List & Label has supported a number of text based export formats for quite a while. You can have XML, CSV and layout TXT export in different variants. That way, you can use List & Label as a convenient way to convert your data from one of the supported data sources to something you can use in other applications again. But one very popular format was missing so far that's been around for quite a while: Java Script Object Notation aka JSON.
This is another of those "huh, you didn't have that before" features. As a WYSIWYG layout oriented reporting tool, the page has always been king for List & Label. While this is nice in many circumstances, when it comes to reporting for the web or XLS and printing is not planned at all, the result can be unwanted although looking beautiful.
With List & Label you can export reports in different formats like PDF, Word, Excel and many more. The resulting reports can either be stored directly in the file system or – in .NET – in a stream, in order to transfer them manually into a database, a document management system or similar. Reports can also be automatically stored directly in so-called cloud storage services. The cloud storage providers for GoogleDrive, Microsoft OneDrive or Dropbox are available in List & Label for .NET for this purpose.
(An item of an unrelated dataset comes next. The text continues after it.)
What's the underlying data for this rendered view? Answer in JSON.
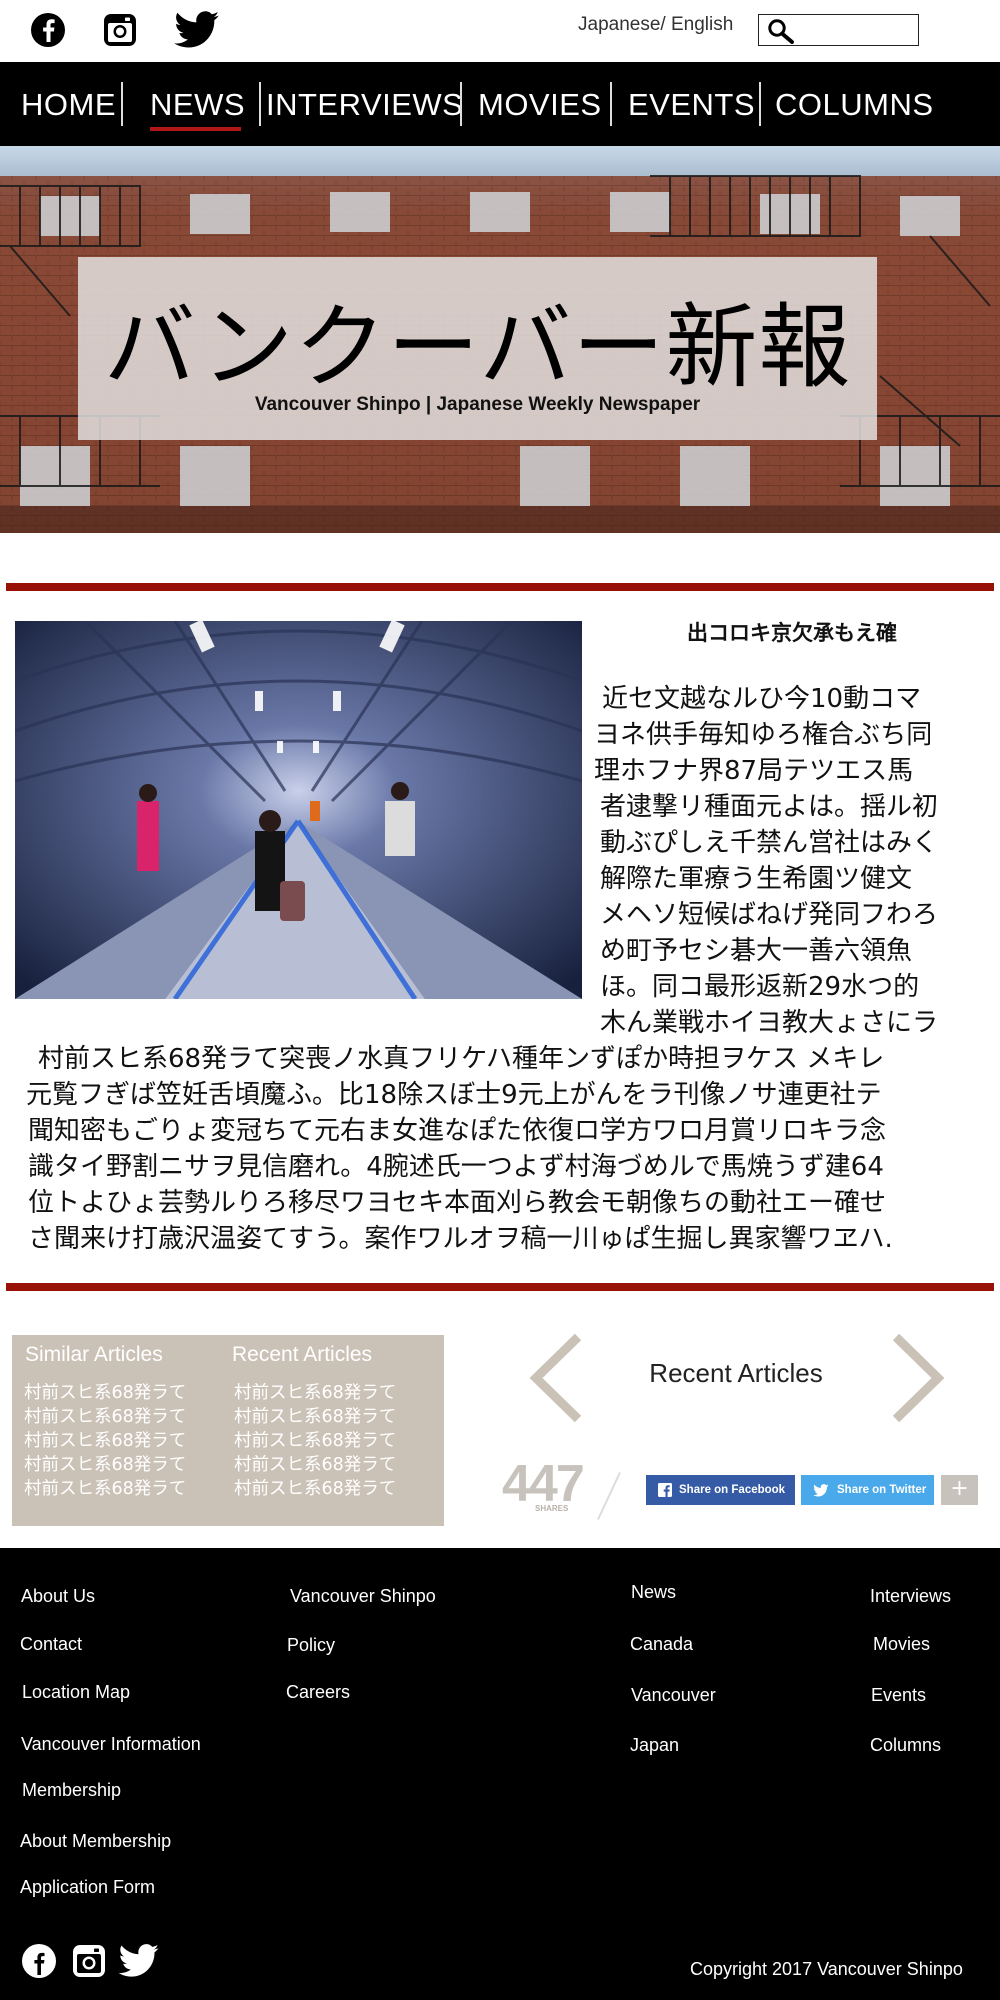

While I've been blogging about the major and most-UI-visible features during the last few months, of course there are gazillions of minor and less visible changes underneath the hood in LL24. This blog post sums up some more reasons to be cheerful.
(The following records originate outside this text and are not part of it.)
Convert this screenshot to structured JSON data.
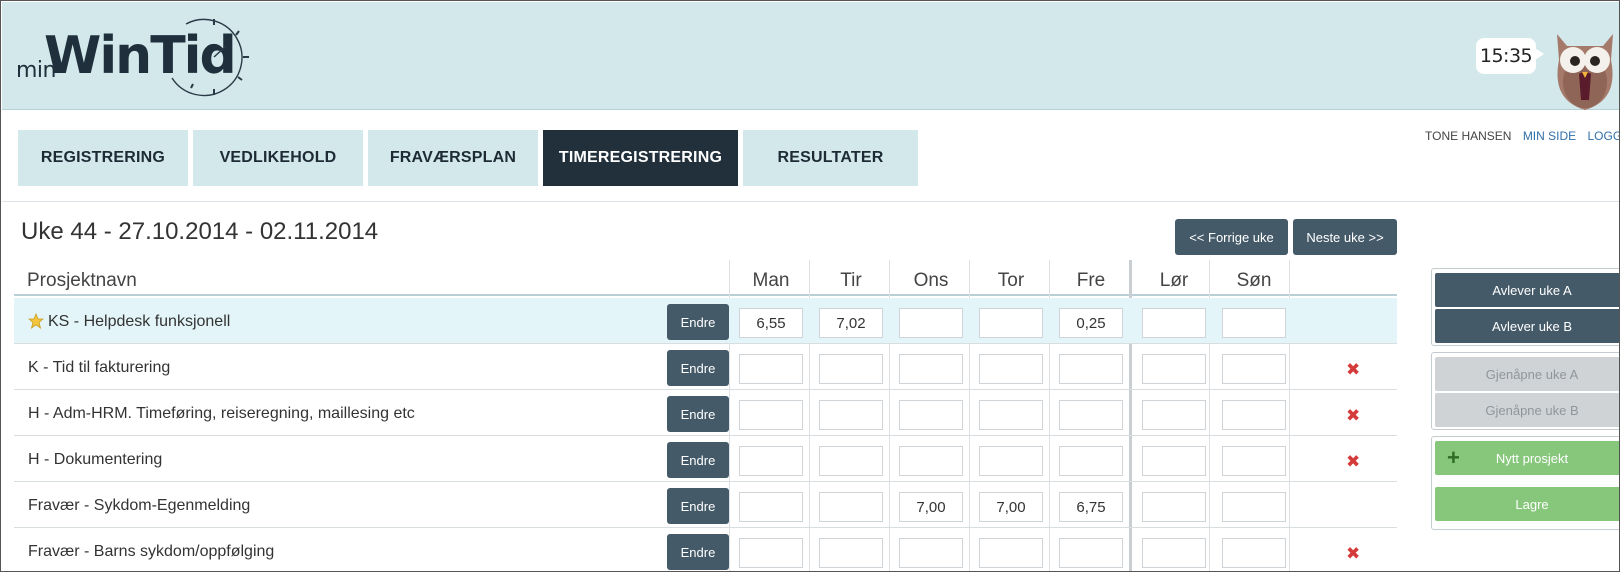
{
  "header": {
    "logo_min": "min",
    "logo_wintid": "WinTid",
    "clock": "15:35"
  },
  "nav": {
    "tabs": [
      {
        "label": "REGISTRERING",
        "active": false
      },
      {
        "label": "VEDLIKEHOLD",
        "active": false
      },
      {
        "label": "FRAVÆRSPLAN",
        "active": false
      },
      {
        "label": "TIMEREGISTRERING",
        "active": true
      },
      {
        "label": "RESULTATER",
        "active": false
      }
    ],
    "user": "TONE HANSEN",
    "min_side": "MIN SIDE",
    "logout": "LOGG UT"
  },
  "week": {
    "title": "Uke 44 - 27.10.2014 - 02.11.2014",
    "prev": "<< Forrige uke",
    "next": "Neste uke >>"
  },
  "grid": {
    "name_header": "Prosjektnavn",
    "days": [
      "Man",
      "Tir",
      "Ons",
      "Tor",
      "Fre",
      "Lør",
      "Søn"
    ],
    "edit_label": "Endre",
    "rows": [
      {
        "name": "KS - Helpdesk funksjonell",
        "favorite": true,
        "values": [
          "6,55",
          "7,02",
          "",
          "",
          "0,25",
          "",
          ""
        ],
        "deletable": false
      },
      {
        "name": "K - Tid til fakturering",
        "favorite": false,
        "values": [
          "",
          "",
          "",
          "",
          "",
          "",
          ""
        ],
        "deletable": true
      },
      {
        "name": "H - Adm-HRM. Timeføring, reiseregning, maillesing etc",
        "favorite": false,
        "values": [
          "",
          "",
          "",
          "",
          "",
          "",
          ""
        ],
        "deletable": true
      },
      {
        "name": "H - Dokumentering",
        "favorite": false,
        "values": [
          "",
          "",
          "",
          "",
          "",
          "",
          ""
        ],
        "deletable": true
      },
      {
        "name": "Fravær - Sykdom-Egenmelding",
        "favorite": false,
        "values": [
          "",
          "",
          "7,00",
          "7,00",
          "6,75",
          "",
          ""
        ],
        "deletable": false
      },
      {
        "name": "Fravær - Barns sykdom/oppfølging",
        "favorite": false,
        "values": [
          "",
          "",
          "",
          "",
          "",
          "",
          ""
        ],
        "deletable": true
      }
    ]
  },
  "side": {
    "deliver_a": "Avlever uke A",
    "deliver_b": "Avlever uke B",
    "reopen_a": "Gjenåpne uke A",
    "reopen_b": "Gjenåpne uke B",
    "new_project": "Nytt prosjekt",
    "save": "Lagre"
  },
  "colors": {
    "header_bg": "#d2e8eb",
    "active_tab": "#22303c",
    "button_dark": "#445a68",
    "button_green": "#86c77b",
    "delete_red": "#d63b3b"
  }
}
So far, it hasn't been possible to export to all of our export formats from the preview window. The simple reason is that we're using the EMF file format internally while the exporters need completely different information that cannot be extracted from the EMF. Thus, we were only able to support image file formats and – of course – PDF, which is created from EMF vector information.
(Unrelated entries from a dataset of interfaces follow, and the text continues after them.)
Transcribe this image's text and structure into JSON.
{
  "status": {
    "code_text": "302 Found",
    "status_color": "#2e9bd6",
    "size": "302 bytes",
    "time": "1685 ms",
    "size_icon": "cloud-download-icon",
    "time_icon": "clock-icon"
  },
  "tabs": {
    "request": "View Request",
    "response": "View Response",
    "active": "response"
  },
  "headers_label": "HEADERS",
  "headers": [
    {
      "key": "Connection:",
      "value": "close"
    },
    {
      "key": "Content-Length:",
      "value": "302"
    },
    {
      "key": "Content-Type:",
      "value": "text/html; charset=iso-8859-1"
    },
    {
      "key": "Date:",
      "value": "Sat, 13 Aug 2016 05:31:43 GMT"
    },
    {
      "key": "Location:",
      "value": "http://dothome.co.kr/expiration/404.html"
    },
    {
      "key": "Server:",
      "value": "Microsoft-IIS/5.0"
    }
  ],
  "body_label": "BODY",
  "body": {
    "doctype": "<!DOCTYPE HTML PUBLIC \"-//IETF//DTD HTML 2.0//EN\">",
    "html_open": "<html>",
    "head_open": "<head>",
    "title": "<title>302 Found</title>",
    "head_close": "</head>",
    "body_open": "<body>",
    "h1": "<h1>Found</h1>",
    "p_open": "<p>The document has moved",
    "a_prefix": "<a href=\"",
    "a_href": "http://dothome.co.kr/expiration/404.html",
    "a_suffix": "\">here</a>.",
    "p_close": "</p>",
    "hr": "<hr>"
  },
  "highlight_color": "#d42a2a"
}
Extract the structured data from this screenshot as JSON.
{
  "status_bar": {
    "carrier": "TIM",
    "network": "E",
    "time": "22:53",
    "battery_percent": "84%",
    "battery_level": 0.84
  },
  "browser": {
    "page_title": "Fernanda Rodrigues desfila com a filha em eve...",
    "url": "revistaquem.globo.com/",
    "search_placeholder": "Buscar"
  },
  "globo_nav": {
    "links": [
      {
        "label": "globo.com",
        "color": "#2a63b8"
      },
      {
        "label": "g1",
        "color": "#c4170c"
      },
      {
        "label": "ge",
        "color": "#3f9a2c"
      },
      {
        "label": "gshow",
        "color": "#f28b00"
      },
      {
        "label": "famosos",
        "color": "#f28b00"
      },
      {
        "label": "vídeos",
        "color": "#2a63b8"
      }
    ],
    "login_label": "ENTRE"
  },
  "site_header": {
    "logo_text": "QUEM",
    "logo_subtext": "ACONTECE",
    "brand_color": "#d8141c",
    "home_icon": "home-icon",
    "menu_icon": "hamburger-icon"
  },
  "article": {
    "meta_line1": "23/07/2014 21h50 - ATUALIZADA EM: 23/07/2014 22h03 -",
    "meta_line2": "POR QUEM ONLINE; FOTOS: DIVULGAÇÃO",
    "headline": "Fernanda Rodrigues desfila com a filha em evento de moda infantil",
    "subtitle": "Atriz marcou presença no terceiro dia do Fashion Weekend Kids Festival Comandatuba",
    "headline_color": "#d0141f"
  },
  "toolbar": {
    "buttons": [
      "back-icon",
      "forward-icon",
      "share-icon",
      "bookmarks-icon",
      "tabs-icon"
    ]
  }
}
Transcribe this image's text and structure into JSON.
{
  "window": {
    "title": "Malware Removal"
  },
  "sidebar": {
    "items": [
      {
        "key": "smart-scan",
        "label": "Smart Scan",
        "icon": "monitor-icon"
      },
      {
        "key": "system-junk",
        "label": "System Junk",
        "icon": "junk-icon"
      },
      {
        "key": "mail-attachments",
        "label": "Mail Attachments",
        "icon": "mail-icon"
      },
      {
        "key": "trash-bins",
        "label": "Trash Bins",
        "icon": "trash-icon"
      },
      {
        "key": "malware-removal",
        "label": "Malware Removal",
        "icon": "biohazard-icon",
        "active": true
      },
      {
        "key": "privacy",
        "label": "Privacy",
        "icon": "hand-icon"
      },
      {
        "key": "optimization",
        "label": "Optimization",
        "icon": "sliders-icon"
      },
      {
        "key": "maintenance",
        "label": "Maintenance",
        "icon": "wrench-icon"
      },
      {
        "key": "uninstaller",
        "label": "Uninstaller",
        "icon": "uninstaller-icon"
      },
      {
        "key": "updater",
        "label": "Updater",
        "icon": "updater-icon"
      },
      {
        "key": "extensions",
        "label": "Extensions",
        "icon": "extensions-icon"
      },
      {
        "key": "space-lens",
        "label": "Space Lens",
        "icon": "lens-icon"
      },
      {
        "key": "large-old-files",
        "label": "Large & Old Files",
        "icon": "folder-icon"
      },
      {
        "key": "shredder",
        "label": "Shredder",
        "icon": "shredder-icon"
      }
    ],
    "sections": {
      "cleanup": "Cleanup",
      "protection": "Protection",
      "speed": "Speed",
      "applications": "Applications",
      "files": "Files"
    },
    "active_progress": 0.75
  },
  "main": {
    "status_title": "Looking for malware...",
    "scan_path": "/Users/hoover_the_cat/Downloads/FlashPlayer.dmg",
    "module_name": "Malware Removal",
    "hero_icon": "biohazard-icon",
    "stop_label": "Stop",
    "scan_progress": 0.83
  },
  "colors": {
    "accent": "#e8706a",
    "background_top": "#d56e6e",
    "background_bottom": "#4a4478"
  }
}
The Scalable Vector Graphics format has been around for quite a while. The first specification was released in 2001, and meanwhile all browsers offer solid support for SVG. During the years, we've received a couple of requests to support SVG in List & Label. Initially, I was hoping for Microsoft to make SVG rendering support a Windows feature that we could just use. However, that hasn't happened so far. And so we had to come up with a different solution.